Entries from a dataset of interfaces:

#####

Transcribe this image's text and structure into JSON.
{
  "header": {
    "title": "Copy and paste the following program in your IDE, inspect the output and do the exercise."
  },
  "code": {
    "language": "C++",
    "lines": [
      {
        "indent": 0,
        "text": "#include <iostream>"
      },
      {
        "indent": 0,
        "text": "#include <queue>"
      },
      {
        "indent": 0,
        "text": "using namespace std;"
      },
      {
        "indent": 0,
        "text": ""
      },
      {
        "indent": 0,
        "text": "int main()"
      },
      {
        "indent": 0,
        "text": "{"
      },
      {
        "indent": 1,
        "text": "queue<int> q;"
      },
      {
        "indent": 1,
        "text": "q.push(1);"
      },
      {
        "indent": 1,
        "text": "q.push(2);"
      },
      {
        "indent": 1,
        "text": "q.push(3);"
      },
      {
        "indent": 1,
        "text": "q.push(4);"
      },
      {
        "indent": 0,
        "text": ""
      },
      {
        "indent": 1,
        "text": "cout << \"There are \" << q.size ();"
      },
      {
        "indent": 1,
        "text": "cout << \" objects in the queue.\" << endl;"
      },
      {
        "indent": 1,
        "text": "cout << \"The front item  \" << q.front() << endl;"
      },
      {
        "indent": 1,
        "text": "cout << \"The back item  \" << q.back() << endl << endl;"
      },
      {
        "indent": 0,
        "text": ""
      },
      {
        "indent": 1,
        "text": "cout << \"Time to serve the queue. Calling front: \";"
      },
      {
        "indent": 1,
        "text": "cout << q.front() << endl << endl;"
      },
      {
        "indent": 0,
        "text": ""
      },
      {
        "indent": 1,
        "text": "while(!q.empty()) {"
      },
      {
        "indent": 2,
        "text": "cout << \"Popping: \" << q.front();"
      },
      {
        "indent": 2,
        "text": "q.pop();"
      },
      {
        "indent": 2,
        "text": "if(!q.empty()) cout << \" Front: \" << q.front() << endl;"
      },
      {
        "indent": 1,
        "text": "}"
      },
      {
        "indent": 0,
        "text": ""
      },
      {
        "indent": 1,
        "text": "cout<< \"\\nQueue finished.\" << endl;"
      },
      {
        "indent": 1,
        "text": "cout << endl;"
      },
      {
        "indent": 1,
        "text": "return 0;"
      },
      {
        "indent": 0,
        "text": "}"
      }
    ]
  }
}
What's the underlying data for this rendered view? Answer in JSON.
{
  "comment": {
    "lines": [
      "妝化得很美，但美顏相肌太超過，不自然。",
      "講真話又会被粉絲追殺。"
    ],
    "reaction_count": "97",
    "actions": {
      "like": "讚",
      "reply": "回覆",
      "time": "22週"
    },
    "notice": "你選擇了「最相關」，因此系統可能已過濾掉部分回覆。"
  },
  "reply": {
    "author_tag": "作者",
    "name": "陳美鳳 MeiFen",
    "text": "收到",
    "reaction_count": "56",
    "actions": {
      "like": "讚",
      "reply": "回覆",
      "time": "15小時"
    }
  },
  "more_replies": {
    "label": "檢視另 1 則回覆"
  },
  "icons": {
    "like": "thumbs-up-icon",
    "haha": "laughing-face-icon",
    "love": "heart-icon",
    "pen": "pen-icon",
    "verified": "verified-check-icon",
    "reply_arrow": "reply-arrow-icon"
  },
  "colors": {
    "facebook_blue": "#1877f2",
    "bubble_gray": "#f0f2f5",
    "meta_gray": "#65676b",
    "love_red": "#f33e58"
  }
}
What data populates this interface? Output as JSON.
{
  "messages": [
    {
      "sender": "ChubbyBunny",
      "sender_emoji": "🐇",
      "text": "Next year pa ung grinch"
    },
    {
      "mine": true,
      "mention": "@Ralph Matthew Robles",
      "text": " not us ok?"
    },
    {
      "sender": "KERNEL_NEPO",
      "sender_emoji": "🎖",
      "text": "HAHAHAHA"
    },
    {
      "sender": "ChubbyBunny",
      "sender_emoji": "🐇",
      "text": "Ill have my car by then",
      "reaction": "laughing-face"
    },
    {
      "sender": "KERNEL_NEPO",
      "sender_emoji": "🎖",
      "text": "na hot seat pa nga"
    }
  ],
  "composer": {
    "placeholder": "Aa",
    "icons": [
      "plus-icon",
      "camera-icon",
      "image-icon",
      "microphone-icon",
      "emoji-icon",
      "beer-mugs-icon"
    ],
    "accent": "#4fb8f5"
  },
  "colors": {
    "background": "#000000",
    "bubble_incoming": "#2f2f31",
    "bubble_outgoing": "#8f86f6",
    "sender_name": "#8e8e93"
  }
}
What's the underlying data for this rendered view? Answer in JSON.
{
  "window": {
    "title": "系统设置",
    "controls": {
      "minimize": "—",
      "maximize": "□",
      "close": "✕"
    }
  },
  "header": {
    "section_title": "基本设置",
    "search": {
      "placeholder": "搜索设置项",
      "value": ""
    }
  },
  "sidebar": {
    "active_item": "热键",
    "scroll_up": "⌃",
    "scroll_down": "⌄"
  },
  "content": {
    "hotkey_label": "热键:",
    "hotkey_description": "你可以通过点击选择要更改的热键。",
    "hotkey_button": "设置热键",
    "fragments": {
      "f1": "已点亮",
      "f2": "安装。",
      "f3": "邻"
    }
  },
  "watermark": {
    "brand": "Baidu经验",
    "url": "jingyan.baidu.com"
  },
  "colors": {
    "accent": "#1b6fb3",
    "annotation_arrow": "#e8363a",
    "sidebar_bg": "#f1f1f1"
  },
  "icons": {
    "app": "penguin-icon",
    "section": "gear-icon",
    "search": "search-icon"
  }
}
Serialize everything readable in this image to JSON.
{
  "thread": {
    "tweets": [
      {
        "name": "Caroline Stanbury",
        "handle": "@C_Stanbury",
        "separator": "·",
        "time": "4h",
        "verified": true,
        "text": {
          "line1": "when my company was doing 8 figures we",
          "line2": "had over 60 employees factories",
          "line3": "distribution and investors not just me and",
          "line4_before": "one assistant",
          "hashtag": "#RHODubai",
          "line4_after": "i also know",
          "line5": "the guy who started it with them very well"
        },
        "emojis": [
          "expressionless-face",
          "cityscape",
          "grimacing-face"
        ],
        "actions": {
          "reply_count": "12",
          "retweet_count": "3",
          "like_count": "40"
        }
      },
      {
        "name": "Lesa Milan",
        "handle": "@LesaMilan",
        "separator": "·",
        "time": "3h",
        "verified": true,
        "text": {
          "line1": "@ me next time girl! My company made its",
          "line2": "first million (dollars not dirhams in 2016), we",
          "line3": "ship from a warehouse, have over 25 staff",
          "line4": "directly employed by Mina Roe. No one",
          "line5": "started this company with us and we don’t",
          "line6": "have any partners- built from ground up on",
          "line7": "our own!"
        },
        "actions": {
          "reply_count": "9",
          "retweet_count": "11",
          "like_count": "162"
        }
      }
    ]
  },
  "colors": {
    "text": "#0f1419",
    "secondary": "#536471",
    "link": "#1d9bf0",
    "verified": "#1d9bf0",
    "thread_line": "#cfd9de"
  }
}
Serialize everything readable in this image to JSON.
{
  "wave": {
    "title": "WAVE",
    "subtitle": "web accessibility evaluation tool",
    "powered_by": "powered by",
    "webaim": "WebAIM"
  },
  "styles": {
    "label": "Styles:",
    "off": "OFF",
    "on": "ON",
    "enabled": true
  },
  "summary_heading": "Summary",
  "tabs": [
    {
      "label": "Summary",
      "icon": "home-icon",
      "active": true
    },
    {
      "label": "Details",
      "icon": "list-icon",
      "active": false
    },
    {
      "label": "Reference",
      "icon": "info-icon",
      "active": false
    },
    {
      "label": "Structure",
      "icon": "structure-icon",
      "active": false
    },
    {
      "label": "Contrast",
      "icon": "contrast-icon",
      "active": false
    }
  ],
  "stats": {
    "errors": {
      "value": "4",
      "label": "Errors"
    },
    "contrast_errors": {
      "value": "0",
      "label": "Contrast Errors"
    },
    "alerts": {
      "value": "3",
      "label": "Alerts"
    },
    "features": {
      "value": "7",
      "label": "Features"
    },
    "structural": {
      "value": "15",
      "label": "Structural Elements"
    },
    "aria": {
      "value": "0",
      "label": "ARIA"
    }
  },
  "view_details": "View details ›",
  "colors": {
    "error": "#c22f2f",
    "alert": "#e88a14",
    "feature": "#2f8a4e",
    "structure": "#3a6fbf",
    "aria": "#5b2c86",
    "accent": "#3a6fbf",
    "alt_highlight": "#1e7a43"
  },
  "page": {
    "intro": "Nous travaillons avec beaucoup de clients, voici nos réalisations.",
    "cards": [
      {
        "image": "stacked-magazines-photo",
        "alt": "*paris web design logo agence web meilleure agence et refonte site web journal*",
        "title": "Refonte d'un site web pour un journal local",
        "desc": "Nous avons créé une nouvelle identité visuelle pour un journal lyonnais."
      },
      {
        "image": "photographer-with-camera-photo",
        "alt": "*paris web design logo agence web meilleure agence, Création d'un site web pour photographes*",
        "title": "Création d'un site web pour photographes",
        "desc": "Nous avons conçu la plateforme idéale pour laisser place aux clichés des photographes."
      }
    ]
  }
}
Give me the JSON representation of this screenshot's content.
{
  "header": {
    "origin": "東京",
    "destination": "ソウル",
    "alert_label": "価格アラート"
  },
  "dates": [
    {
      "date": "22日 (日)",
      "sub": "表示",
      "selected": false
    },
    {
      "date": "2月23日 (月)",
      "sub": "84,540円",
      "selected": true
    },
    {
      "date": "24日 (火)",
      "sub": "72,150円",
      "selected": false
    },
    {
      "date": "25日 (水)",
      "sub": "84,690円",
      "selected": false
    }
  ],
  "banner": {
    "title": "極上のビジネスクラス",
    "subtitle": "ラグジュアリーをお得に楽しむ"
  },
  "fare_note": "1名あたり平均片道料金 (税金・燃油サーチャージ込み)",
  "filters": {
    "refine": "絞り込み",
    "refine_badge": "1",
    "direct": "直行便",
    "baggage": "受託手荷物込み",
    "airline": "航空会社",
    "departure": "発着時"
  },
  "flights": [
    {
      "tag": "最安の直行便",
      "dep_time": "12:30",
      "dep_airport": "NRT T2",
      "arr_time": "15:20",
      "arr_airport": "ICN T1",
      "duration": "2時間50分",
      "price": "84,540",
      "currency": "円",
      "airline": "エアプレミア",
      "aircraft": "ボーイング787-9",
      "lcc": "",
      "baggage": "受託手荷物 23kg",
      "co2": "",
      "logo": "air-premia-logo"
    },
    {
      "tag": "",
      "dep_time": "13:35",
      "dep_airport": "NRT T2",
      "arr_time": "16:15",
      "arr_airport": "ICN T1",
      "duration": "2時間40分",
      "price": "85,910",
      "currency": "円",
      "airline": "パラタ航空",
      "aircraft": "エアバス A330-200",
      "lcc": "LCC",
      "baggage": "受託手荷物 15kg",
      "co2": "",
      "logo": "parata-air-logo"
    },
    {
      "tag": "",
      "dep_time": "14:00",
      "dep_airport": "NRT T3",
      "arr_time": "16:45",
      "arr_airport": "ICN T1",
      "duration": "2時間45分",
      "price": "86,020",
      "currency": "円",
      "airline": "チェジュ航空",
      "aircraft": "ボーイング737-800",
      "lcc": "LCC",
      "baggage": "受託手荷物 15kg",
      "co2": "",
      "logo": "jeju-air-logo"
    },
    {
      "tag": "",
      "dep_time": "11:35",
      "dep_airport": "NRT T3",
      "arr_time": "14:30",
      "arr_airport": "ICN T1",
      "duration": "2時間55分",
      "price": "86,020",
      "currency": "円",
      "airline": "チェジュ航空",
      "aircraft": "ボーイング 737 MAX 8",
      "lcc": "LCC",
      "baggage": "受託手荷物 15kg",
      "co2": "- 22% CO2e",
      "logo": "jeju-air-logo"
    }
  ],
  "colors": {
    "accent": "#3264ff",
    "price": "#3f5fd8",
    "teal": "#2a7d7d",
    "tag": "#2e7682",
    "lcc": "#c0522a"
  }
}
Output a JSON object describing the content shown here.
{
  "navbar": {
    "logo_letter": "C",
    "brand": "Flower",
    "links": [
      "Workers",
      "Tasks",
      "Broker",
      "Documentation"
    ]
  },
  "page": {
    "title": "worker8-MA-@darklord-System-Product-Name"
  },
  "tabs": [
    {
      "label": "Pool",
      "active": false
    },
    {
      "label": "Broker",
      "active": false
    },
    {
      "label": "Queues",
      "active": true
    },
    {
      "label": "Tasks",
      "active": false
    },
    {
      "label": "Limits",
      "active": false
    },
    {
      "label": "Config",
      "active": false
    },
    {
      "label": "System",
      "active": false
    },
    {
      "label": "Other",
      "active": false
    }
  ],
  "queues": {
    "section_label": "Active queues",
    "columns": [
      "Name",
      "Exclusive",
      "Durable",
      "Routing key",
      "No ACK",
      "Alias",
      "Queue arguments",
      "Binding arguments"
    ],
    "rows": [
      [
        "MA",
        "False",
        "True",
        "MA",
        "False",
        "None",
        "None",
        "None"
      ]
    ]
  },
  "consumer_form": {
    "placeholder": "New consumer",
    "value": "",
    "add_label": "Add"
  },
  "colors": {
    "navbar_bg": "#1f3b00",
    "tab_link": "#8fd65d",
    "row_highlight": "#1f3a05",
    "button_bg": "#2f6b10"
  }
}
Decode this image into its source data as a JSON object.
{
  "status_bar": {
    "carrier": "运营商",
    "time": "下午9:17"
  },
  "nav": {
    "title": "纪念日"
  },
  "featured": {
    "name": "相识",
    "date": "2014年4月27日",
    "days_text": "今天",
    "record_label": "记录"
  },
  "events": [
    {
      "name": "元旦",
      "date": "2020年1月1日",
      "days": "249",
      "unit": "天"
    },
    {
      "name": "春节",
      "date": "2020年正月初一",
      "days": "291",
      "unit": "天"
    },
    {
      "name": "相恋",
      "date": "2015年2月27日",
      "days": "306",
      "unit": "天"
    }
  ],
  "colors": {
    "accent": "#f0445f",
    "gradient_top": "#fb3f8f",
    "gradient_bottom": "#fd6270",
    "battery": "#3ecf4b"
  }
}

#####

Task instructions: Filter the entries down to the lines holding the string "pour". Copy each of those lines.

Finished task:
        "title": "Refonte d'un site web pour un journal local",
        "desc": "Nous avons créé une nouvelle identité visuelle pour un journal lyonnais."
        "alt": "*paris web design logo agence web meilleure agence, Création d'un site web pour photographes*",
        "title": "Création d'un site web pour photographes",
        "desc": "Nous avons conçu la plateforme idéale pour laisser place aux clichés des photographes."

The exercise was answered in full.